About this exercise. Among the entries, find each line that includes the string "JSON" and list it.

Material provided.
※

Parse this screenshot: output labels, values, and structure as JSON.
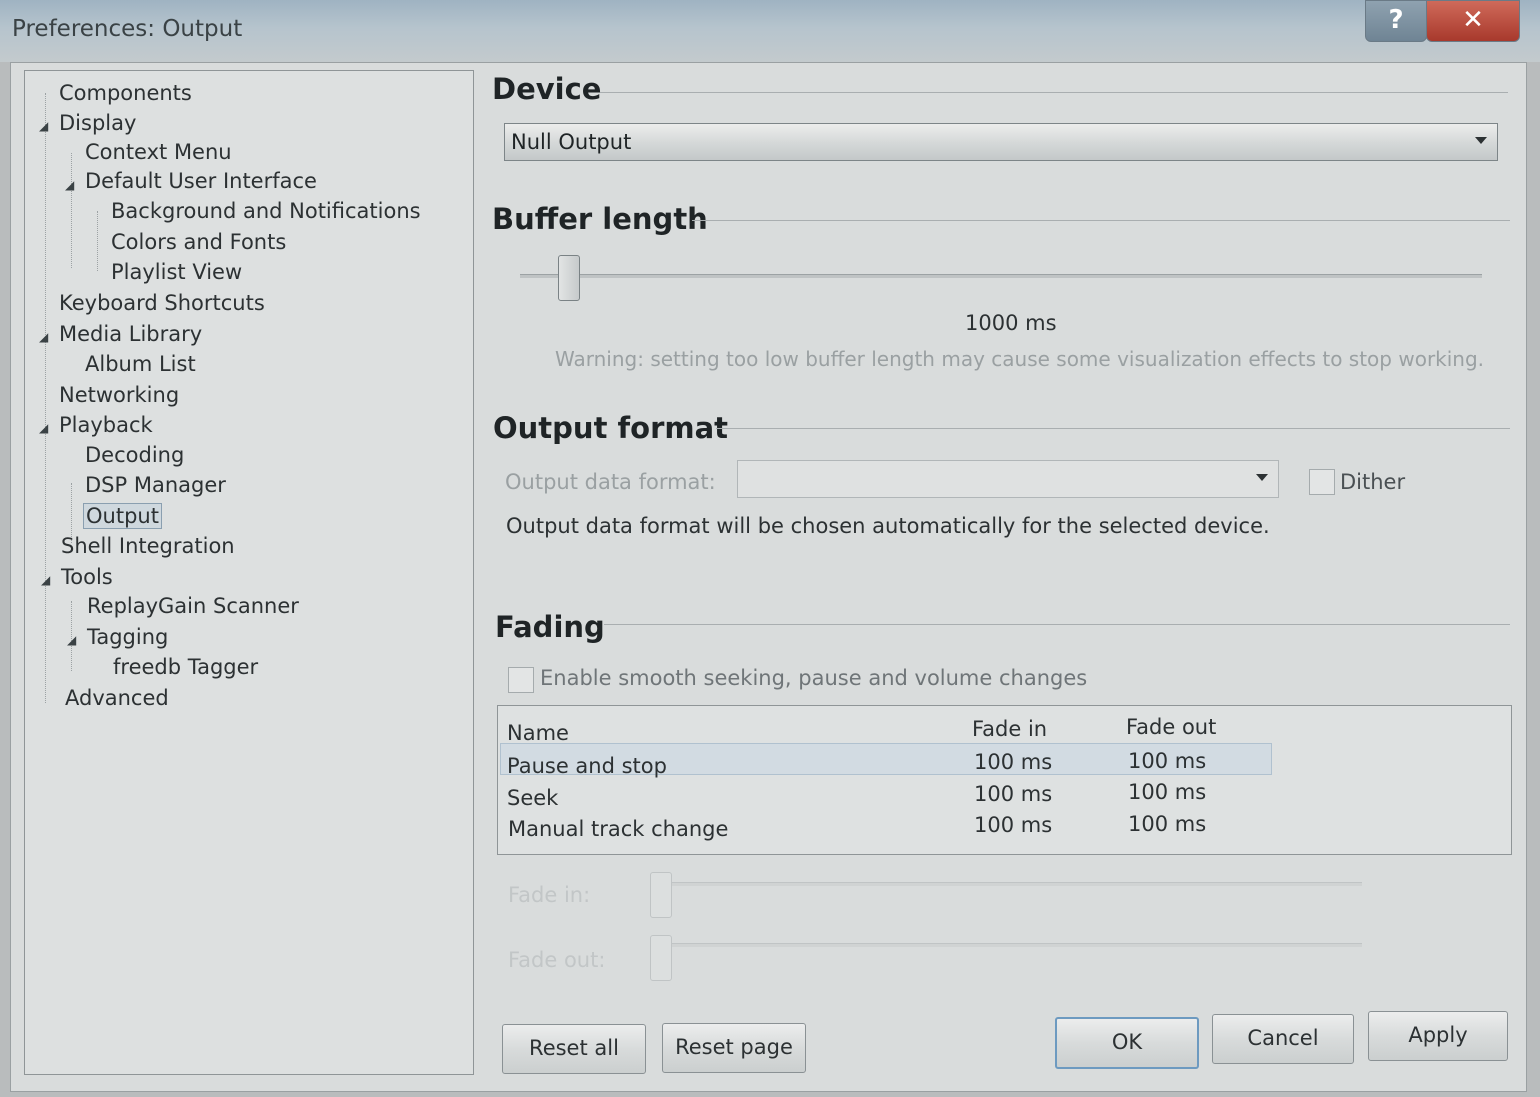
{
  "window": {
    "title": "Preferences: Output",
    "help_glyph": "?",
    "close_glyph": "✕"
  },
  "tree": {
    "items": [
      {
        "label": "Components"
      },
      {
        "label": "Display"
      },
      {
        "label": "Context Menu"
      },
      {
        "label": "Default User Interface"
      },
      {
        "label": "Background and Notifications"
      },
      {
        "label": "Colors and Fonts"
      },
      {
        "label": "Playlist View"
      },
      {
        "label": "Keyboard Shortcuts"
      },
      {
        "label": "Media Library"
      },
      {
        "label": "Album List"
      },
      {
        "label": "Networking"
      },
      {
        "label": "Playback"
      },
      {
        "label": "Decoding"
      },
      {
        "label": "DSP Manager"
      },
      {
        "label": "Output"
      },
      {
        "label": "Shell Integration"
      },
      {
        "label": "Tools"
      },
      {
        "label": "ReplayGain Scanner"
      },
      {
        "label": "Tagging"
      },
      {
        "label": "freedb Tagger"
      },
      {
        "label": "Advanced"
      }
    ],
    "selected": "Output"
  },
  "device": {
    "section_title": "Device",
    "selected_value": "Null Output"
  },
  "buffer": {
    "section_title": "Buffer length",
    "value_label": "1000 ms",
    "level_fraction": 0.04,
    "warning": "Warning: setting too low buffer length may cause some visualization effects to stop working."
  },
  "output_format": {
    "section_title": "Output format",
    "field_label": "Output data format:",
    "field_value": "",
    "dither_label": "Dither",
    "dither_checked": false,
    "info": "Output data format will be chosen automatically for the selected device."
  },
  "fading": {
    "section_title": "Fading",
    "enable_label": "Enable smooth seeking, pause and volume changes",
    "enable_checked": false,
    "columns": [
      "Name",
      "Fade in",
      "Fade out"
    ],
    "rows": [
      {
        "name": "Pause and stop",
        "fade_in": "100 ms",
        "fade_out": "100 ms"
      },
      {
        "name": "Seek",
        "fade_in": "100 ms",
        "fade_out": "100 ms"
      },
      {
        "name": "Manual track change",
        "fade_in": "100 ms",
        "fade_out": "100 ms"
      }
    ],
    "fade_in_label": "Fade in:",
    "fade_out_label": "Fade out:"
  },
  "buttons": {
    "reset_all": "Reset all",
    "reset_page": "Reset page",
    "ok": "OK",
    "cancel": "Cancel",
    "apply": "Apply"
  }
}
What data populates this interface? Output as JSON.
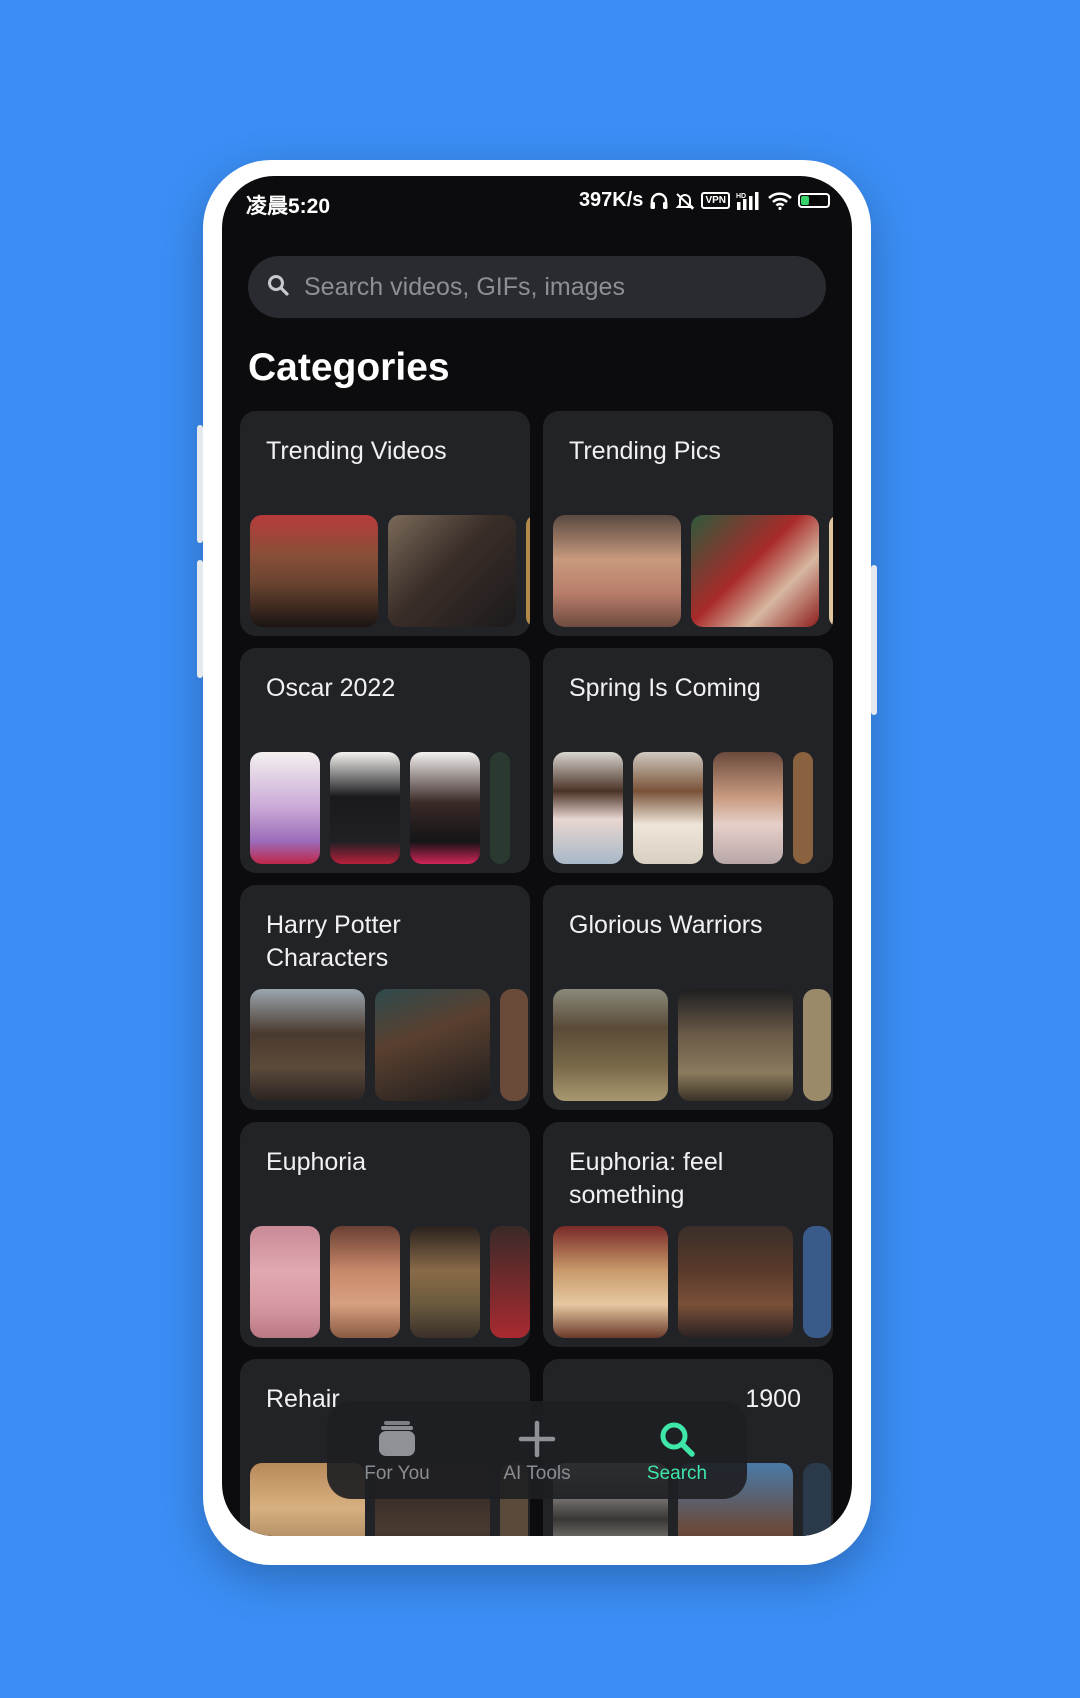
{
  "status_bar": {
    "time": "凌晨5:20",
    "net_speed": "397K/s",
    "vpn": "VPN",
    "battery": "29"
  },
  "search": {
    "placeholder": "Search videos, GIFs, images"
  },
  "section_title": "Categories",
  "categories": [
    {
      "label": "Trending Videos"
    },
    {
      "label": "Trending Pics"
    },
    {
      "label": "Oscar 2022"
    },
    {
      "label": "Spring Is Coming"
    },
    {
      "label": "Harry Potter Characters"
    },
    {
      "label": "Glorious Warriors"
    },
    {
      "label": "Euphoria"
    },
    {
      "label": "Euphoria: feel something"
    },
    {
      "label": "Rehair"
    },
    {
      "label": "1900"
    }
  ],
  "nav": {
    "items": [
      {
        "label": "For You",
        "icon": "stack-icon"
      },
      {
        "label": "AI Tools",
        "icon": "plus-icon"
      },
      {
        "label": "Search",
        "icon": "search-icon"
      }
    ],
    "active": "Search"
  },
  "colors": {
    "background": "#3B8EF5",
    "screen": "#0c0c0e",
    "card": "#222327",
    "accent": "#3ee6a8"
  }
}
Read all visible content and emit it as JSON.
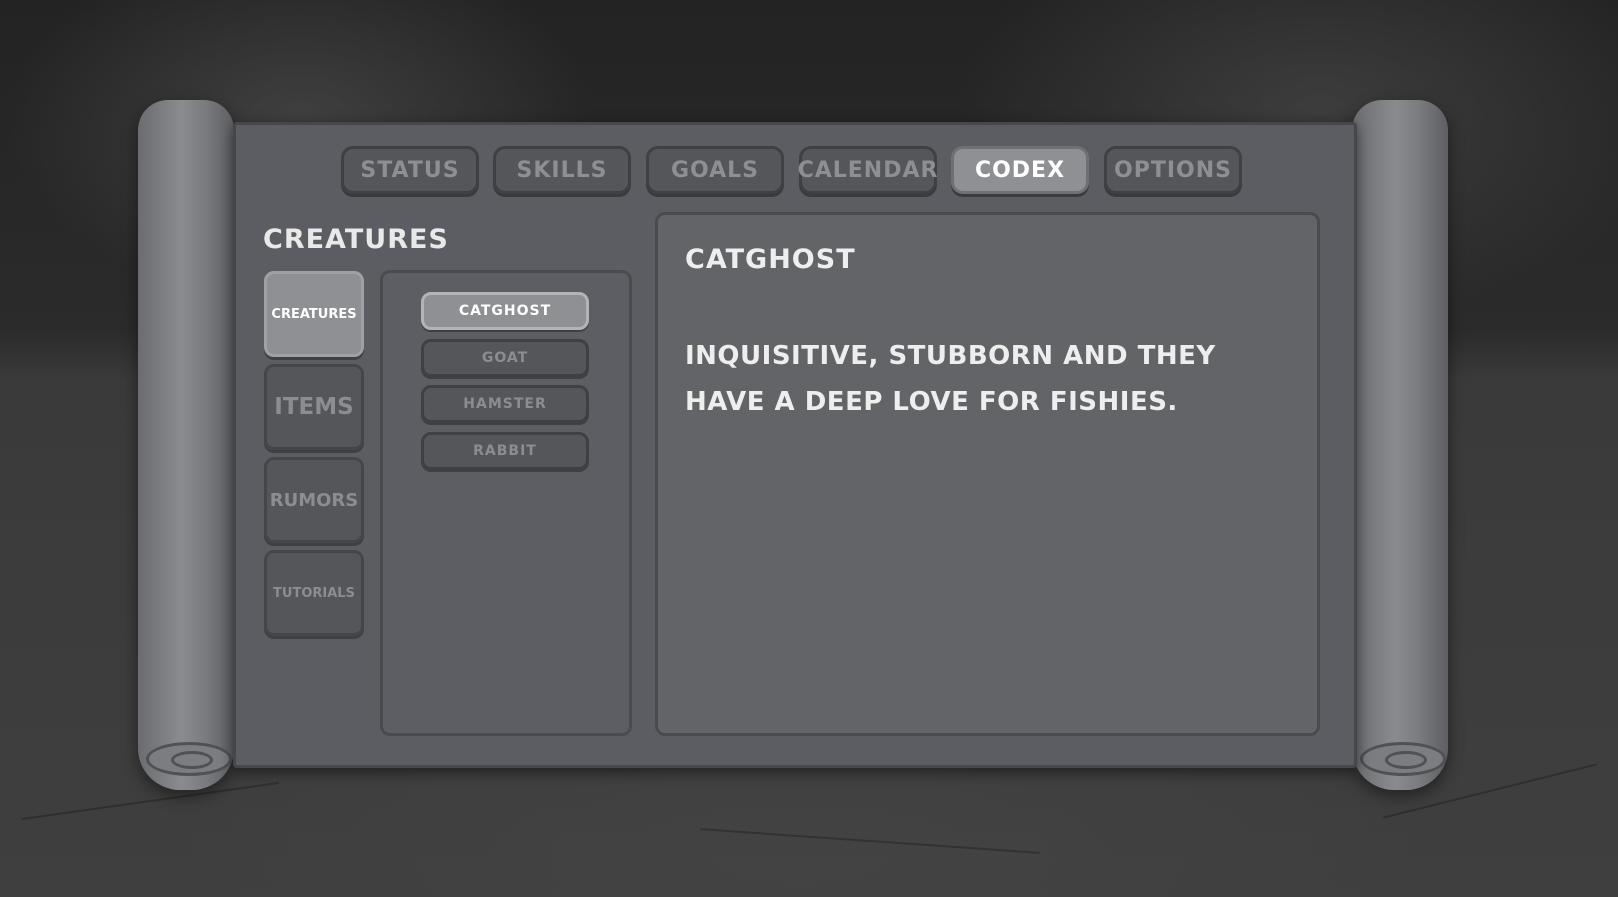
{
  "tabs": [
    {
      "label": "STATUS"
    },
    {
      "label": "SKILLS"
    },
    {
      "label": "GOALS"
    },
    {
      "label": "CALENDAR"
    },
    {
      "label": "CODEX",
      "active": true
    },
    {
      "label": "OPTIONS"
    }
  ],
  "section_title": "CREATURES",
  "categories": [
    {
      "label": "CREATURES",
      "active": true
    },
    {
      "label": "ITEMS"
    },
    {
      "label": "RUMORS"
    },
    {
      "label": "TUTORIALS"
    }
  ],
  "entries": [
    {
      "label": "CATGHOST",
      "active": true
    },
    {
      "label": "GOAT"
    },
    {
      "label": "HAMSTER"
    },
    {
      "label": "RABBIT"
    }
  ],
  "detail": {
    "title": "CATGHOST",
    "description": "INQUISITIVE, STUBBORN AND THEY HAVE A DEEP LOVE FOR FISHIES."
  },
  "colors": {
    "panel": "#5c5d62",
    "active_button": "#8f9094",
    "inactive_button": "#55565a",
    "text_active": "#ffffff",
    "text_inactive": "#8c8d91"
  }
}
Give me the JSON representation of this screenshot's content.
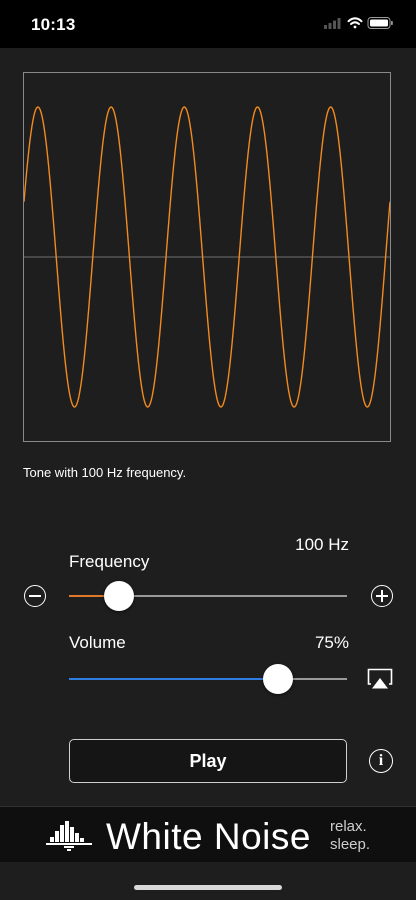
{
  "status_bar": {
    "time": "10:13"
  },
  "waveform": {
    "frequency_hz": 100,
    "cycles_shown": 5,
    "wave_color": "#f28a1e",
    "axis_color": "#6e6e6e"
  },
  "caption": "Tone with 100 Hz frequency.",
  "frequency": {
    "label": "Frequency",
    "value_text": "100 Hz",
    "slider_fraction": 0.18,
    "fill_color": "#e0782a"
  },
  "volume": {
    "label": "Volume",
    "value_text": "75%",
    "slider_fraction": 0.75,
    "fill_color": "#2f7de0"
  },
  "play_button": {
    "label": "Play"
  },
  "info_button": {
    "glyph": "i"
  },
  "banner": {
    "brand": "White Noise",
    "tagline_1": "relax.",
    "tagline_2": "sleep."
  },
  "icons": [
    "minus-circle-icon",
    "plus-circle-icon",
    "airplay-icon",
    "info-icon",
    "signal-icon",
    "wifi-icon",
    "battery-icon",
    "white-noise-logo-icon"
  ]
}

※

Answer section.
Parse this screenshot: output labels, values, and structure as JSON.
What data populates this interface? Output as JSON.
Read all visible content and emit it as JSON.
Give me the JSON representation of this screenshot's content.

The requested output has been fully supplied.